## [THE DATA]
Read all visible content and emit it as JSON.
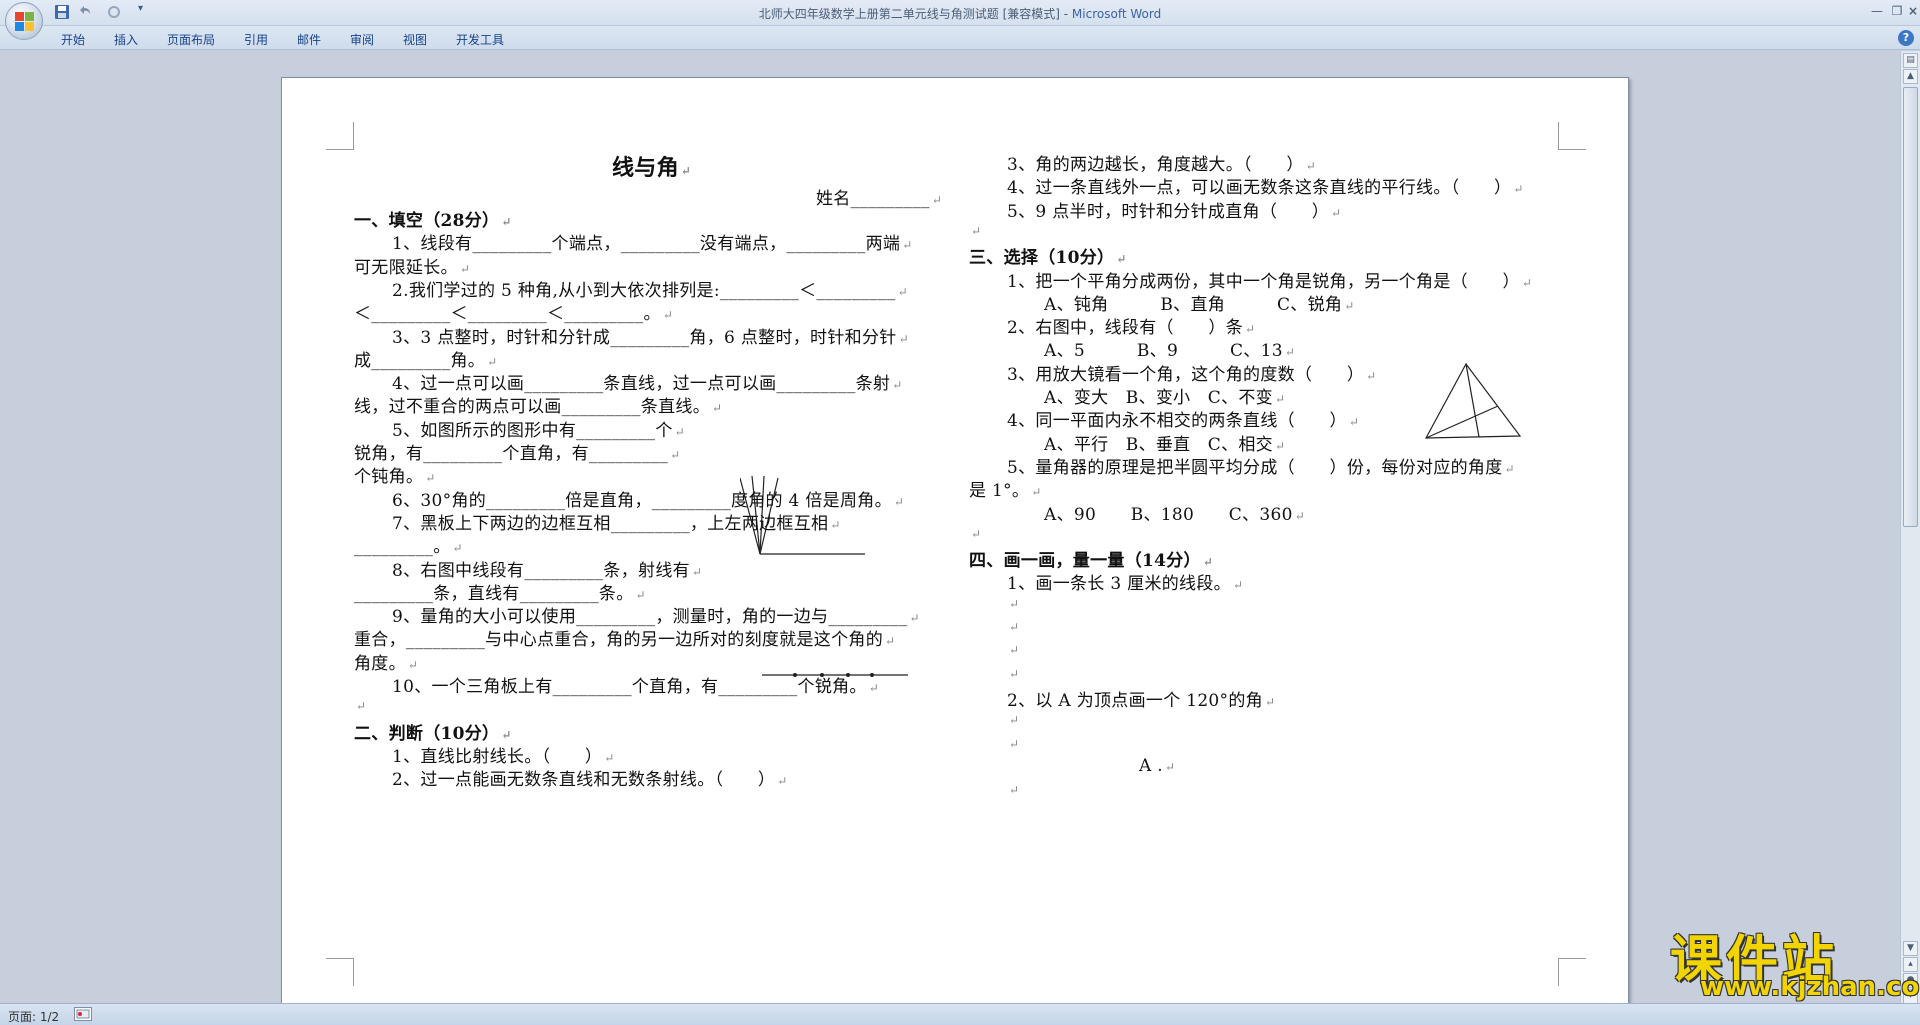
{
  "window": {
    "doc_title": "北师大四年级数学上册第二单元线与角测试题 [兼容模式] - ",
    "app_name": "Microsoft Word"
  },
  "ribbon": {
    "tabs": [
      "开始",
      "插入",
      "页面布局",
      "引用",
      "邮件",
      "审阅",
      "视图",
      "开发工具"
    ]
  },
  "status": {
    "page": "页面: 1/2"
  },
  "watermark": {
    "brand": "课件站",
    "url": "www.kjzhan.com"
  },
  "document": {
    "title": "线与角",
    "name_line": "姓名_________",
    "left_lines": [
      {
        "t": "一、填空（28分）",
        "bold": true
      },
      {
        "t": "1、线段有_________个端点，_________没有端点，_________两端"
      },
      {
        "t": "可无限延长。"
      },
      {
        "t": "2.我们学过的 5 种角,从小到大依次排列是:_________＜_________"
      },
      {
        "t": "＜_________＜_________＜_________。"
      },
      {
        "t": "3、3 点整时，时针和分针成_________角，6 点整时，时针和分针"
      },
      {
        "t": "成_________角。"
      },
      {
        "t": "4、过一点可以画_________条直线，过一点可以画_________条射"
      },
      {
        "t": "线，过不重合的两点可以画_________条直线。"
      },
      {
        "t": "5、如图所示的图形中有_________个"
      },
      {
        "t": "锐角，有_________个直角，有_________"
      },
      {
        "t": "个钝角。"
      },
      {
        "t": "6、30°角的_________倍是直角，_________度角的 4 倍是周角。"
      },
      {
        "t": "7、黑板上下两边的边框互相_________，上左两边框互相"
      },
      {
        "t": "_________。"
      },
      {
        "t": "8、右图中线段有_________条，射线有"
      },
      {
        "t": "_________条，直线有_________条。"
      },
      {
        "t": "9、量角的大小可以使用_________，测量时，角的一边与_________"
      },
      {
        "t": "重合，_________与中心点重合，角的另一边所对的刻度就是这个角的"
      },
      {
        "t": "角度。"
      },
      {
        "t": "10、一个三角板上有_________个直角，有_________个锐角。"
      },
      {
        "t": ""
      },
      {
        "t": "二、判断（10分）",
        "bold": true
      },
      {
        "t": "1、直线比射线长。（　　）"
      },
      {
        "t": "2、过一点能画无数条直线和无数条射线。（　　）"
      }
    ],
    "right_lines": [
      {
        "t": "3、角的两边越长，角度越大。（　　）"
      },
      {
        "t": "4、过一条直线外一点，可以画无数条这条直线的平行线。（　　）"
      },
      {
        "t": "5、9 点半时，时针和分针成直角（　　）"
      },
      {
        "t": ""
      },
      {
        "t": "三、选择（10分）",
        "bold": true
      },
      {
        "t": "1、把一个平角分成两份，其中一个角是锐角，另一个角是（　　）"
      },
      {
        "t": "A、钝角　　　B、直角　　　C、锐角"
      },
      {
        "t": "2、右图中，线段有（　　）条"
      },
      {
        "t": "A、5　　　B、9　　　C、13"
      },
      {
        "t": "3、用放大镜看一个角，这个角的度数（　　）"
      },
      {
        "t": "A、变大　B、变小　C、不变"
      },
      {
        "t": "4、同一平面内永不相交的两条直线（　　）"
      },
      {
        "t": "A、平行　B、垂直　C、相交"
      },
      {
        "t": "5、量角器的原理是把半圆平均分成（　　）份，每份对应的角度"
      },
      {
        "t": "是 1°。"
      },
      {
        "t": "A、90　　B、180　　C、360"
      },
      {
        "t": ""
      },
      {
        "t": "四、画一画，量一量（14分）",
        "bold": true
      },
      {
        "t": "1、画一条长 3 厘米的线段。"
      },
      {
        "t": ""
      },
      {
        "t": ""
      },
      {
        "t": ""
      },
      {
        "t": ""
      },
      {
        "t": "2、以 A 为顶点画一个 120°的角"
      },
      {
        "t": ""
      },
      {
        "t": ""
      },
      {
        "t": "A ."
      },
      {
        "t": ""
      }
    ]
  }
}
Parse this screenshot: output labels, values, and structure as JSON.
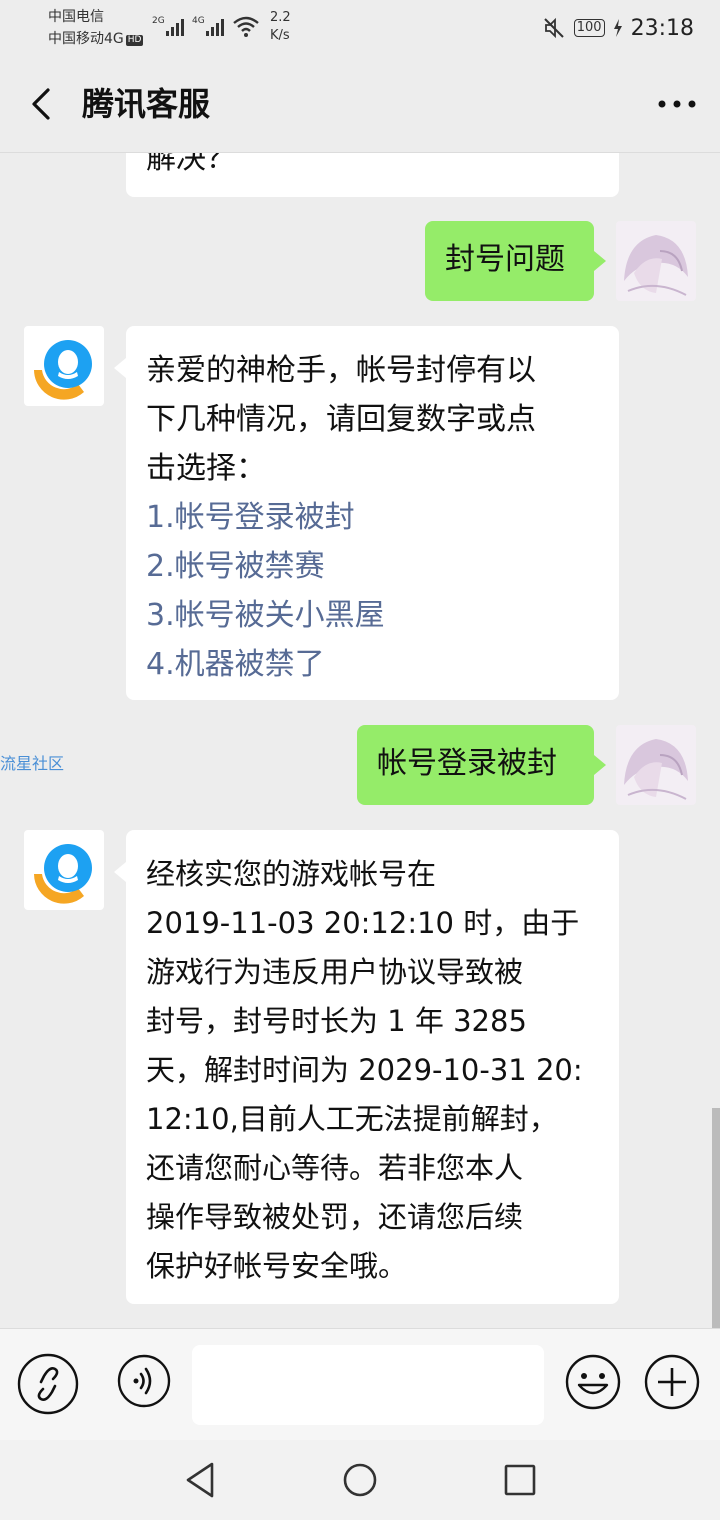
{
  "status_bar": {
    "carrier_1": "中国电信",
    "carrier_2": "中国移动4G",
    "hd_badge": "HD",
    "net_1": "2G",
    "net_2": "4G",
    "speed_value": "2.2",
    "speed_unit": "K/s",
    "battery": "100",
    "time": "23:18"
  },
  "header": {
    "title": "腾讯客服"
  },
  "messages": {
    "m0": {
      "text": "解决？"
    },
    "m1": {
      "text": "封号问题"
    },
    "m2": {
      "lines": [
        "亲爱的神枪手，帐号封停有以",
        "下几种情况，请回复数字或点",
        "击选择："
      ],
      "options": [
        "1.帐号登录被封",
        "2.帐号被禁赛",
        "3.帐号被关小黑屋",
        "4.机器被禁了"
      ]
    },
    "m3": {
      "text": "帐号登录被封"
    },
    "m4": {
      "lines": [
        "经核实您的游戏帐号在",
        "2019-11-03 20:12:10 时，由于",
        "游戏行为违反用户协议导致被",
        "封号，封号时长为 1 年 3285",
        "天，解封时间为 2029-10-31 20:",
        "12:10,目前人工无法提前解封，",
        "还请您耐心等待。若非您本人",
        "操作导致被处罚，还请您后续",
        "保护好帐号安全哦。"
      ]
    }
  },
  "watermark": "流星社区",
  "input_bar": {
    "text_value": ""
  },
  "colors": {
    "outgoing_bubble": "#95ec69",
    "link": "#576b95",
    "background": "#ededed"
  }
}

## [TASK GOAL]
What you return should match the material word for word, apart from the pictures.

## [WRITTEN RESPONSE]
Read all visible content and emit it as JSON.
{
  "window": {
    "doc_title": "北师大四年级数学上册第二单元线与角测试题 [兼容模式] - ",
    "app_name": "Microsoft Word"
  },
  "ribbon": {
    "tabs": [
      "开始",
      "插入",
      "页面布局",
      "引用",
      "邮件",
      "审阅",
      "视图",
      "开发工具"
    ]
  },
  "status": {
    "page": "页面: 1/2"
  },
  "watermark": {
    "brand": "课件站",
    "url": "www.kjzhan.com"
  },
  "document": {
    "title": "线与角",
    "name_line": "姓名_________",
    "left_lines": [
      {
        "t": "一、填空（28分）",
        "bold": true
      },
      {
        "t": "1、线段有_________个端点，_________没有端点，_________两端"
      },
      {
        "t": "可无限延长。"
      },
      {
        "t": "2.我们学过的 5 种角,从小到大依次排列是:_________＜_________"
      },
      {
        "t": "＜_________＜_________＜_________。"
      },
      {
        "t": "3、3 点整时，时针和分针成_________角，6 点整时，时针和分针"
      },
      {
        "t": "成_________角。"
      },
      {
        "t": "4、过一点可以画_________条直线，过一点可以画_________条射"
      },
      {
        "t": "线，过不重合的两点可以画_________条直线。"
      },
      {
        "t": "5、如图所示的图形中有_________个"
      },
      {
        "t": "锐角，有_________个直角，有_________"
      },
      {
        "t": "个钝角。"
      },
      {
        "t": "6、30°角的_________倍是直角，_________度角的 4 倍是周角。"
      },
      {
        "t": "7、黑板上下两边的边框互相_________，上左两边框互相"
      },
      {
        "t": "_________。"
      },
      {
        "t": "8、右图中线段有_________条，射线有"
      },
      {
        "t": "_________条，直线有_________条。"
      },
      {
        "t": "9、量角的大小可以使用_________，测量时，角的一边与_________"
      },
      {
        "t": "重合，_________与中心点重合，角的另一边所对的刻度就是这个角的"
      },
      {
        "t": "角度。"
      },
      {
        "t": "10、一个三角板上有_________个直角，有_________个锐角。"
      },
      {
        "t": ""
      },
      {
        "t": "二、判断（10分）",
        "bold": true
      },
      {
        "t": "1、直线比射线长。（　　）"
      },
      {
        "t": "2、过一点能画无数条直线和无数条射线。（　　）"
      }
    ],
    "right_lines": [
      {
        "t": "3、角的两边越长，角度越大。（　　）"
      },
      {
        "t": "4、过一条直线外一点，可以画无数条这条直线的平行线。（　　）"
      },
      {
        "t": "5、9 点半时，时针和分针成直角（　　）"
      },
      {
        "t": ""
      },
      {
        "t": "三、选择（10分）",
        "bold": true
      },
      {
        "t": "1、把一个平角分成两份，其中一个角是锐角，另一个角是（　　）"
      },
      {
        "t": "A、钝角　　　B、直角　　　C、锐角"
      },
      {
        "t": "2、右图中，线段有（　　）条"
      },
      {
        "t": "A、5　　　B、9　　　C、13"
      },
      {
        "t": "3、用放大镜看一个角，这个角的度数（　　）"
      },
      {
        "t": "A、变大　B、变小　C、不变"
      },
      {
        "t": "4、同一平面内永不相交的两条直线（　　）"
      },
      {
        "t": "A、平行　B、垂直　C、相交"
      },
      {
        "t": "5、量角器的原理是把半圆平均分成（　　）份，每份对应的角度"
      },
      {
        "t": "是 1°。"
      },
      {
        "t": "A、90　　B、180　　C、360"
      },
      {
        "t": ""
      },
      {
        "t": "四、画一画，量一量（14分）",
        "bold": true
      },
      {
        "t": "1、画一条长 3 厘米的线段。"
      },
      {
        "t": ""
      },
      {
        "t": ""
      },
      {
        "t": ""
      },
      {
        "t": ""
      },
      {
        "t": "2、以 A 为顶点画一个 120°的角"
      },
      {
        "t": ""
      },
      {
        "t": ""
      },
      {
        "t": "A ."
      },
      {
        "t": ""
      }
    ]
  }
}
Parse this screenshot: output labels, values, and structure as JSON.
{
  "status_bar": {
    "carrier_1": "中国电信",
    "carrier_2": "中国移动4G",
    "hd_badge": "HD",
    "net_1": "2G",
    "net_2": "4G",
    "speed_value": "2.2",
    "speed_unit": "K/s",
    "battery": "100",
    "time": "23:18"
  },
  "header": {
    "title": "腾讯客服"
  },
  "messages": {
    "m0": {
      "text": "解决？"
    },
    "m1": {
      "text": "封号问题"
    },
    "m2": {
      "lines": [
        "亲爱的神枪手，帐号封停有以",
        "下几种情况，请回复数字或点",
        "击选择："
      ],
      "options": [
        "1.帐号登录被封",
        "2.帐号被禁赛",
        "3.帐号被关小黑屋",
        "4.机器被禁了"
      ]
    },
    "m3": {
      "text": "帐号登录被封"
    },
    "m4": {
      "lines": [
        "经核实您的游戏帐号在",
        "2019-11-03 20:12:10 时，由于",
        "游戏行为违反用户协议导致被",
        "封号，封号时长为 1 年 3285",
        "天，解封时间为 2029-10-31 20:",
        "12:10,目前人工无法提前解封，",
        "还请您耐心等待。若非您本人",
        "操作导致被处罚，还请您后续",
        "保护好帐号安全哦。"
      ]
    }
  },
  "watermark": "流星社区",
  "input_bar": {
    "text_value": ""
  },
  "colors": {
    "outgoing_bubble": "#95ec69",
    "link": "#576b95",
    "background": "#ededed"
  }
}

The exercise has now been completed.